## What to do
All records that follow are to be copied exactly, with images omitted.

───── Extracted material

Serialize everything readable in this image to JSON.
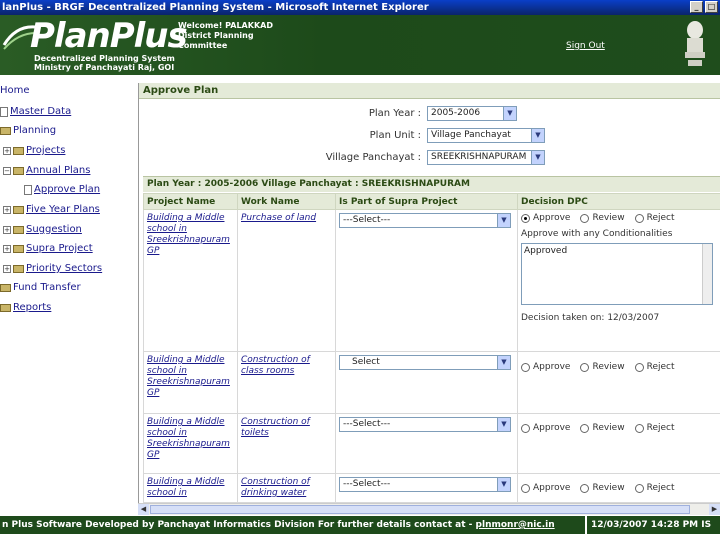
{
  "window": {
    "title": "lanPlus - BRGF Decentralized Planning System - Microsoft Internet Explorer"
  },
  "header": {
    "logo_text": "PlanPlus",
    "logo_sub_line1": "Decentralized Planning System",
    "logo_sub_line2": "Ministry of Panchayati Raj, GOI",
    "welcome_line1": "Welcome! PALAKKAD",
    "welcome_line2": "District Planning",
    "welcome_line3": "Committee",
    "sign_out": "Sign Out"
  },
  "nav": {
    "home": "Home",
    "master_data": "Master Data",
    "planning": "Planning",
    "projects": "Projects",
    "annual_plans": "Annual Plans",
    "approve_plan": "Approve Plan",
    "five_year_plans": "Five Year Plans",
    "suggestion": "Suggestion",
    "supra_project": "Supra Project",
    "priority_sectors": "Priority Sectors",
    "fund_transfer": "Fund Transfer",
    "reports": "Reports"
  },
  "panel": {
    "title": "Approve Plan",
    "plan_year_label": "Plan Year :",
    "plan_year_value": "2005-2006",
    "plan_unit_label": "Plan Unit :",
    "plan_unit_value": "Village Panchayat",
    "village_label": "Village Panchayat :",
    "village_value": "SREEKRISHNAPURAM",
    "plan_bar": "Plan Year : 2005-2006   Village Panchayat : SREEKRISHNAPURAM"
  },
  "table": {
    "headers": [
      "Project Name",
      "Work Name",
      "Is Part of Supra Project",
      "Decision DPC"
    ],
    "radio_labels": [
      "Approve",
      "Review",
      "Reject"
    ],
    "conditional_label": "Approve with any Conditionalities",
    "textarea_value": "Approved",
    "decision_taken": "Decision taken on: 12/03/2007",
    "rows": [
      {
        "project": "Building a Middle school in Sreekrishnapuram GP",
        "work": "Purchase of land",
        "supra": "---Select---",
        "selected": "Approve"
      },
      {
        "project": "Building a Middle school in Sreekrishnapuram GP",
        "work": "Construction of class rooms",
        "supra": "Select",
        "selected": ""
      },
      {
        "project": "Building a Middle school in Sreekrishnapuram GP",
        "work": "Construction of toilets",
        "supra": "---Select---",
        "selected": ""
      },
      {
        "project": "Building a Middle school in",
        "work": "Construction of drinking water",
        "supra": "---Select---",
        "selected": ""
      }
    ]
  },
  "footer": {
    "text": "n Plus Software Developed by Panchayat Informatics Division For further details contact at - ",
    "email": "plnmonr@nic.in",
    "datetime": "12/03/2007 14:28 PM IS"
  },
  "colors": {
    "header_green": "#1e4a1b",
    "panel_header": "#e4ead8",
    "link_blue": "#1a1a8c"
  }
}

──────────

## Response
Serialize everything readable in this image to JSON.
{
  "window": {
    "title": "lanPlus - BRGF Decentralized Planning System - Microsoft Internet Explorer"
  },
  "header": {
    "logo_text": "PlanPlus",
    "logo_sub_line1": "Decentralized Planning System",
    "logo_sub_line2": "Ministry of Panchayati Raj, GOI",
    "welcome_line1": "Welcome! PALAKKAD",
    "welcome_line2": "District Planning",
    "welcome_line3": "Committee",
    "sign_out": "Sign Out"
  },
  "nav": {
    "home": "Home",
    "master_data": "Master Data",
    "planning": "Planning",
    "projects": "Projects",
    "annual_plans": "Annual Plans",
    "approve_plan": "Approve Plan",
    "five_year_plans": "Five Year Plans",
    "suggestion": "Suggestion",
    "supra_project": "Supra Project",
    "priority_sectors": "Priority Sectors",
    "fund_transfer": "Fund Transfer",
    "reports": "Reports"
  },
  "panel": {
    "title": "Approve Plan",
    "plan_year_label": "Plan Year :",
    "plan_year_value": "2005-2006",
    "plan_unit_label": "Plan Unit :",
    "plan_unit_value": "Village Panchayat",
    "village_label": "Village Panchayat :",
    "village_value": "SREEKRISHNAPURAM",
    "plan_bar": "Plan Year : 2005-2006   Village Panchayat : SREEKRISHNAPURAM"
  },
  "table": {
    "headers": [
      "Project Name",
      "Work Name",
      "Is Part of Supra Project",
      "Decision DPC"
    ],
    "radio_labels": [
      "Approve",
      "Review",
      "Reject"
    ],
    "conditional_label": "Approve with any Conditionalities",
    "textarea_value": "Approved",
    "decision_taken": "Decision taken on: 12/03/2007",
    "rows": [
      {
        "project": "Building a Middle school in Sreekrishnapuram GP",
        "work": "Purchase of land",
        "supra": "---Select---",
        "selected": "Approve"
      },
      {
        "project": "Building a Middle school in Sreekrishnapuram GP",
        "work": "Construction of class rooms",
        "supra": "Select",
        "selected": ""
      },
      {
        "project": "Building a Middle school in Sreekrishnapuram GP",
        "work": "Construction of toilets",
        "supra": "---Select---",
        "selected": ""
      },
      {
        "project": "Building a Middle school in",
        "work": "Construction of drinking water",
        "supra": "---Select---",
        "selected": ""
      }
    ]
  },
  "footer": {
    "text": "n Plus Software Developed by Panchayat Informatics Division For further details contact at - ",
    "email": "plnmonr@nic.in",
    "datetime": "12/03/2007 14:28 PM IS"
  },
  "colors": {
    "header_green": "#1e4a1b",
    "panel_header": "#e4ead8",
    "link_blue": "#1a1a8c"
  }
}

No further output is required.